-Help your body maintain a healthy community of microorganisms -keep harmful microorganisms in check

-Produce vitamins and aid in nutrient absorption

-Influence your body’s immune response.

-help reduce antibiotic- associated diarrhea, manage digestive discomforts, reduce colic symptoms and eczema in infants, help in digestion of lactose, treat infectious diarrheas,

- decrease risk or length of common infections- respiratory tract, gut or vaginal tract


https://isappscience.org/for-consumers/     link for more info.

Each person’s gut microbiome is unique just like your finger print.
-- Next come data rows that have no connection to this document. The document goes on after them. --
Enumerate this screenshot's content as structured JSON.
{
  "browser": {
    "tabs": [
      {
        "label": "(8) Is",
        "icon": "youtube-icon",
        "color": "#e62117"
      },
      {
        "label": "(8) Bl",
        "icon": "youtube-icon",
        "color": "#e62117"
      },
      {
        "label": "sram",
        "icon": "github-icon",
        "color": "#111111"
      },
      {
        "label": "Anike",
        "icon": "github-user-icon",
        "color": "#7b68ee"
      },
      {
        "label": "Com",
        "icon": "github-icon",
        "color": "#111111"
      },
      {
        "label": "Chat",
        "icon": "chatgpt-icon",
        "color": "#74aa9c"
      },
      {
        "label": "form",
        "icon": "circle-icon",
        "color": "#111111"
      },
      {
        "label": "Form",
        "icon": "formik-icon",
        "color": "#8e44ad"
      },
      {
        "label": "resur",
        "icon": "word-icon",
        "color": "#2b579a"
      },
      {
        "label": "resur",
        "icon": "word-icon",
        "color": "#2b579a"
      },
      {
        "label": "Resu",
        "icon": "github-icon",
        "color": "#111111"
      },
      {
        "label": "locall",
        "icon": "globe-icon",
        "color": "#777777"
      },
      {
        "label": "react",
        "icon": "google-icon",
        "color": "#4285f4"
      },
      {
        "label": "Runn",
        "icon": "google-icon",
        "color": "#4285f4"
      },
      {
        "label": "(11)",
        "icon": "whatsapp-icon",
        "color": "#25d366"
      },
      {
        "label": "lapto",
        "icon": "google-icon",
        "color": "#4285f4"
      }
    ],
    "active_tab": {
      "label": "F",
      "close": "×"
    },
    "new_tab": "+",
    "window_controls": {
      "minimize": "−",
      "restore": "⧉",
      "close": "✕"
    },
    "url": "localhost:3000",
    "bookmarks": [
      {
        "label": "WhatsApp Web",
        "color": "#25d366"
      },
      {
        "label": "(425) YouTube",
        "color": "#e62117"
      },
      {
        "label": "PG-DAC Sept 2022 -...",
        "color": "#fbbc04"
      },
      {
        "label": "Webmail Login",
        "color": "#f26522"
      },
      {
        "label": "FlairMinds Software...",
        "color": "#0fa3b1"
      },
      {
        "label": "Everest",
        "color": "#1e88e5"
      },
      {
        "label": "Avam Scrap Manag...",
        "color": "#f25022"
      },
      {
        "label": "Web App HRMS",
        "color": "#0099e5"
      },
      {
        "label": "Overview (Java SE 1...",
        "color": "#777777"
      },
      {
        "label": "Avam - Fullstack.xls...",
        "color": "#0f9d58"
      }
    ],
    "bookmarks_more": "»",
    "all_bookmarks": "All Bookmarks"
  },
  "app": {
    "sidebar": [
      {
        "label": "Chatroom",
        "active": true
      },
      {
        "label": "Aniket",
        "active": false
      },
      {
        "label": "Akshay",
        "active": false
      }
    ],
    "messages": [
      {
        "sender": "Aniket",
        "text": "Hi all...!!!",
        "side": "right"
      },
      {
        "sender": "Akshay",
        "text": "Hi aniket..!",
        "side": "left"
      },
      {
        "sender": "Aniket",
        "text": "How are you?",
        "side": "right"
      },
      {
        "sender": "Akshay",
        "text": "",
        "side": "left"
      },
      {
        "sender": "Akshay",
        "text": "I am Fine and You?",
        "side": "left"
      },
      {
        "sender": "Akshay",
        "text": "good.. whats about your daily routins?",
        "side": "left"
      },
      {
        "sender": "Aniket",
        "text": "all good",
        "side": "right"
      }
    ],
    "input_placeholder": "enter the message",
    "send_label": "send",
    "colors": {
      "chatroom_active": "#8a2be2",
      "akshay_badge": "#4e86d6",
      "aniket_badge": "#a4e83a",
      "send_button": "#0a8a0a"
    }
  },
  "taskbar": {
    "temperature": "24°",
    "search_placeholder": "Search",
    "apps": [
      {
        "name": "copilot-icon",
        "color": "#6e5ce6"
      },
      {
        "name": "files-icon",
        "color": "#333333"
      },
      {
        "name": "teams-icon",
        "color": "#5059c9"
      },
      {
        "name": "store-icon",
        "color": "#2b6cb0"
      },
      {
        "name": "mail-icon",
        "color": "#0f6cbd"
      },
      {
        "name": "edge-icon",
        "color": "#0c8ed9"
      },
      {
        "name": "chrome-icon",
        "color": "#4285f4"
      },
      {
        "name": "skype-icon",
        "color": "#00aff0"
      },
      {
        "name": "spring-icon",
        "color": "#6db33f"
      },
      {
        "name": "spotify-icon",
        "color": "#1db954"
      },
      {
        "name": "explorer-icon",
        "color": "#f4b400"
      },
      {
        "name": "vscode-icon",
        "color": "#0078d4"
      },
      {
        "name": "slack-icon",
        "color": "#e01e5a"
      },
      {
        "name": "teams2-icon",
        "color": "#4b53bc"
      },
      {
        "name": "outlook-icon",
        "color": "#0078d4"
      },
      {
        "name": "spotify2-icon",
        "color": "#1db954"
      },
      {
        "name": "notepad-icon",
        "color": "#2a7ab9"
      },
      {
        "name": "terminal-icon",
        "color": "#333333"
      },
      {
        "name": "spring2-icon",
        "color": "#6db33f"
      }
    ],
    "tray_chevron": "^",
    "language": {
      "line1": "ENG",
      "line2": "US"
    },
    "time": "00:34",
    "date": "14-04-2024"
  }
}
Scientists think the factors that might influence whether a probiotic works for you could include your diet, the existing microbes in your digestive tract, and your unique physiology.

What are the sources-

Look to fermented dairy foods including yogurt, kefir products and aged cheeses (cheddar, mozzarella and gouda), which contain live cultures such as bifidobacteria and lactobacilli. Also consider fermented, non-dairy foods with beneficial live cultures, including kimchi, sauerkraut (Make sure to choose unpasteurized sauerkraut, as pasteurization kills the live and active bacteria), miso, tempeh and cultured non-dairy yogurts. Also look for dietary supplements and beauty products.

If you add a probiotic supplement, one strategy for figuring out whether that probiotic is right for you is to try a product for about a month. If you don’t see a benefit, then perhaps it’s not the right one for you.

Note: The probiotic should not be freeze dried- live and active are a must. If billions are good, would more be better? - more is not always better. Different strains have different health effects. Choose a probiotic that has research to have health benefits to match your needs. In this case- more is not always better.


What are they- This term refers to the waste left behind after your body digests both prebiotics and probiotics. Healthy postbiotics include nutrients such as vitamins B and K, amino acids, and substances called antimicrobial peptides that help to slow down the growth of harmful bacteria. Other postbiotic substances called short-chain fatty acids help healthy bacteria flourish.


What are their benefits- more research is needed in this area

-Support your immune system.

-Prevent inflammation.

-Have anticarcinogenic qualities.

-Are antimicrobial and prevent infections.

-Can lower the risk of cardiovascular events.

-Can support oxytocin formation, which helps heal wounds and supports birthing functions.


Postbiotic supplements are not as widely available yet because they’re relatively new as compared with prebiotics and probiotics. However, you can buy them at certain health food stores and online. The easiest way is to incorporate the number of postbiotics in your body is by eating more prebiotic foods and probiotics because postbiotics are their end products.


Prebiotic foods feed your probiotics. The two work together to enhance your digestion and boost your overall health. Postbiotics are a byproduct of probiotics when they eat prebiotics. The gut microbiome science is still in its infancy in the role of prebiotics, probiotics and postbiotics. Your individual gut microbiome is as unique as your fingerprint. You must find and feed the best fuel to your gut. Start slow and work toward healthy gut success! 

Sheri’s Easy Tips to start rebuilding for a healthy gut:

1. Eat a small banana or 1/2 med banana first thing in the morning. Banana are easy to store and pack.

2. Purchase a prebiotic/ probiotic and begin taking that as directed. If it is a good one, you will start to notice bowel changes within a week or two. If you notice nothing, look for a new one. If you need a suggestion, I have tried many and have a good one.

3. Must hydrate with water and MOVE.

4. Include 100% whole grains, fresh fruits and vegetables daily.

5. Start cutting down/out added sugars and sugar substitute.

6. Introduce Kefir daily. On an empty stomach- pre breakfast, lunch or dinner (1/2 cup)

can split it 1/4 in am and 1/4 before dinner.

7. Introduce Kombucha- on an empty stomach before Kefir and vitamins. 1/4 c twice daily. You have to find the flavor you “like”. (Sheri’s Kombucha Klub)